There is no doubt that good dental health is part of overall good health. Yet, most dental services are not covered by typical major medical health insurance or Medicare, the large public health insurance plan for seniors and disabled people in the USA. It may be hard enough to afford routine dental checkups and cleaning, but it is even more challenging to plan for the costs of really expensive dental services like orthodontics, crowns, and dentures.
Affording the Dentist: Obtaining Dental Insurance
If you qualify for private health insurance from the health insurance marketplace, you may be able to add in health reform marketplace dental insurance. Americans who make a moderate income and do not have access to other affordable health insurance usually qualify for private plans, and they may even qualify for tax credits to help pay the bill.
Others can choose to purchase coverage on the individual market or sign up with a group dental plan at work. Still, most dental insurance comes with deductibles, waiting periods, and yearly limits, and many dental insurance policies exclude cosmetic work, like braces, so it is very important to balance the costs and benefits.
Dental Insurance and Medicare
Note that people who receive Medicare benefits do not qualify for the health insurance marketplace. Medicare only covers dental work in very limited circumstances. Some Medicare Advantage plans offer supplemental dental insurance that extends the coverage provided by traditional Medicare, but it is still pretty limited. Some beneficiaries buy stand-alone dental insurance policies, but the same cautions apply about shopping for Medicare dental insurance as apply to any other dental policies.
Dental Discount Plans
These are not dental insurance, but they work in a way that might remind you of the way an HMO or PPO works. They come with a network of dental professionals who offer discounted services, and some may even offer free or really cheap checkups, x-rays, and cleanings to attract new patients. The good thing is that discounts usually apply to a variety of different oral services, and this might include routine dentistry, cosmetic dentistry, and even dentures.
Dental discount plans are usually much cheaper than dental insurance, but they don’t actually pay for anything. If you buy a dental insurance PPO or HMO, you may already get discounted network services, even on uncovered services. so you might not need to purchase a discount plan. In any case, you should compare the price and the benefits to make the best choice.
Local Dental Colleges
If you are lucky enough to live in a community with a local dental college, you may have access to cheap dental services. These colleges need to train student dentists, and they may offer routine and cosmetic dental services to community residents at very low prices. All work still gets supervised by professional dentists, so you don’t need to worry about having students working on your teeth. You can also get your teeth cleaned at a school that trains hygienists. Visit the Commission on Dental Accreditation to find dental schools in your city.
Work Out Payments With Your Dentist
Dentists used to be a little bit easier about setting up payment plans, but they must have gotten burned a few times. Some offices, especially those of orthodontists, will still set up payment plans. Alternatively, finance companies like Care Credit offer a credit card that works at participating dentist’s offices, and they are usually willing to offer credit to people with fair to great credit.

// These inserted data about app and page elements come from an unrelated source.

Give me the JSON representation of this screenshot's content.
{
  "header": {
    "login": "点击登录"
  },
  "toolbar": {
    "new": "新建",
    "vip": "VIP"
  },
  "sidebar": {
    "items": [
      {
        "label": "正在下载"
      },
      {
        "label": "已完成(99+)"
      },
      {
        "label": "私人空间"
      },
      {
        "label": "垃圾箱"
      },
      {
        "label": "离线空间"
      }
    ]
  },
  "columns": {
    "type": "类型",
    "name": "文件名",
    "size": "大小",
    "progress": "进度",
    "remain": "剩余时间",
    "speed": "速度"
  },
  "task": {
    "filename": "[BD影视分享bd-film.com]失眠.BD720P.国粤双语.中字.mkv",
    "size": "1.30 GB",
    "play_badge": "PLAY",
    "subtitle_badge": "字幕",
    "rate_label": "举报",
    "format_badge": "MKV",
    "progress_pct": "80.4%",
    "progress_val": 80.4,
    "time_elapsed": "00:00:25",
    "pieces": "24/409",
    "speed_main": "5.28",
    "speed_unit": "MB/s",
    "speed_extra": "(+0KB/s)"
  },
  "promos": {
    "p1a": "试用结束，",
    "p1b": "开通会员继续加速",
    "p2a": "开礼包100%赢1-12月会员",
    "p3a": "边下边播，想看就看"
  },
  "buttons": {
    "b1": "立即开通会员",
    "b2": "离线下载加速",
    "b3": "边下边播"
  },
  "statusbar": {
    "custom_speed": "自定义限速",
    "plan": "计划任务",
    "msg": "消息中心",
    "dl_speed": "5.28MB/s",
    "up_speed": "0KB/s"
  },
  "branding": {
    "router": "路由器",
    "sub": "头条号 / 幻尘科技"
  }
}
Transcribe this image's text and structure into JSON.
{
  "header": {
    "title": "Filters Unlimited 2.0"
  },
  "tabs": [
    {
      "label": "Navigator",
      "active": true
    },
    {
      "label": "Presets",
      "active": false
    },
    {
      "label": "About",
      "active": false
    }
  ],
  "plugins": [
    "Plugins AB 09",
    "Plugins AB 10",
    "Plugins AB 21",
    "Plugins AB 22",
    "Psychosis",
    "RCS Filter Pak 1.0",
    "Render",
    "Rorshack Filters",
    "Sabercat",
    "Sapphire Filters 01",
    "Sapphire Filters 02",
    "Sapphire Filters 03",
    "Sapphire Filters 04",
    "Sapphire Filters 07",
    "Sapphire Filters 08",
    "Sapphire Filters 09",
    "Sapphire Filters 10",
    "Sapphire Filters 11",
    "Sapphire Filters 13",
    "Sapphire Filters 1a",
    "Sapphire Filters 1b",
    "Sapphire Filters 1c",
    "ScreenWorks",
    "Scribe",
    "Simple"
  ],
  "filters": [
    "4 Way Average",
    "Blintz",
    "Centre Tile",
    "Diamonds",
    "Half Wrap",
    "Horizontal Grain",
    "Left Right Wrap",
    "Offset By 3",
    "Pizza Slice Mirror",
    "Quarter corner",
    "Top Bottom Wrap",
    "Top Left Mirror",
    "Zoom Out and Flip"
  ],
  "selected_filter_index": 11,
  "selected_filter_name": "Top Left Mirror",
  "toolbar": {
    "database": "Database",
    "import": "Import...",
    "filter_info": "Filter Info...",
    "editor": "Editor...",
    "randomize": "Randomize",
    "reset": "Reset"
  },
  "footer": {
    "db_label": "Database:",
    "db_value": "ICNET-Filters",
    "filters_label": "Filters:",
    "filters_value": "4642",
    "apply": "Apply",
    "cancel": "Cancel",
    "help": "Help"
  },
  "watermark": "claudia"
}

Local Foundations and Charities
A number of local foundations and charities may offer help. Additionally, you can find federal, state, or community dental clinics that offer dental services on a sliding fee scale that is based upon income. PPARX was founded as the Partnership for Prescription Assistance, but they also have a handy online search that you can use to find all sorts of discounted medical and dental services too.